His best friend, Iris (Emily Blunt), suggests he abscond to her father’s secluded house for some reflection-filled alone time but the very thought of this prompts him to threaten gauging his own eyes out with a fork. Things at the house aren’t as dour as he expected, however, when he pulls up to find Iris’ sister Hannah (Rosemarie DeWitt). She is similarly taking refuge – after breaking up with her girlfriend – and they attempt to find solace in one another’s drunken arms which naturally prompts awkwardness and recriminations when Iris arrives the following day.
As with Humpday, there was clearly a lot of scope in the film for the actors to improvise within scenes and this creates wonderfully naturalistic moments throughout. The three leads are fantastic in all they do with their chemistry utterly believable and DeWitt stealing the show somewhat. The opening encounter between Hannah and Jack is perfectly judged, as is both of their reactions to the sudden and unexpected appearance of Iris.
The realism of the performances is reflected in the the film’s storyline which sees the inebriated tryst create a series of different, and mature, questions that the trio need to navigate. Your Sister’s Sister is imbued with a sincerity that inspires great empathy within the audience keeping you totally engaged in the action and naturally keen that the characters are able to solve their troubles. This is all augmented by the fact that the characters and scenes remain funny and charming from first minute to last.

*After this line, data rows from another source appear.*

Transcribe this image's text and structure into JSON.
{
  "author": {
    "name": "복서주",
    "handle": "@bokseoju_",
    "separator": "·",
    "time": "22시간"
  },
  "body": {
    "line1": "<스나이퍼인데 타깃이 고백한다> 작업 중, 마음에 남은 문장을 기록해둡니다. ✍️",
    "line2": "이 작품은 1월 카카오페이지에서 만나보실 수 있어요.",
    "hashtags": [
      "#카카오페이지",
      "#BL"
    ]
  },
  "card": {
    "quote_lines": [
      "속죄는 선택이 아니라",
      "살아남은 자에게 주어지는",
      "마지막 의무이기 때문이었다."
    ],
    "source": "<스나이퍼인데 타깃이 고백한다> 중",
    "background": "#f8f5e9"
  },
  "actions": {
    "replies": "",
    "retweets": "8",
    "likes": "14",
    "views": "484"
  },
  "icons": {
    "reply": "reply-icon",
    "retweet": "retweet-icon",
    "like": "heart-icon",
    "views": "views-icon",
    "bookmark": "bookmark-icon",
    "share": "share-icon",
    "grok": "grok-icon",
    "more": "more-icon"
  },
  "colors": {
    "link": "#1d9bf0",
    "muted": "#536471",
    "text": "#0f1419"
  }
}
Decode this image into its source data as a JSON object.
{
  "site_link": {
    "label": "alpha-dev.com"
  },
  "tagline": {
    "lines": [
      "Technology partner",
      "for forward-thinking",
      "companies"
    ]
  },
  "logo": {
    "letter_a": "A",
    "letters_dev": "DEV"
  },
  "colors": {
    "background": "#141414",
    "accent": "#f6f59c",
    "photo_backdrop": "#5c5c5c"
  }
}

Your Sister’s Sister’s unpolished naturalism does, unfortunately, fall down a little in the plot’s resolution which seems to all come about a little too easily, standing out as less authentic than the preceding hour in the characters’ final, easily-made decisions. This does not, however, undo what has come before and can easily be forgiven while the final shot restores the deftness of touch that has been evident throughout.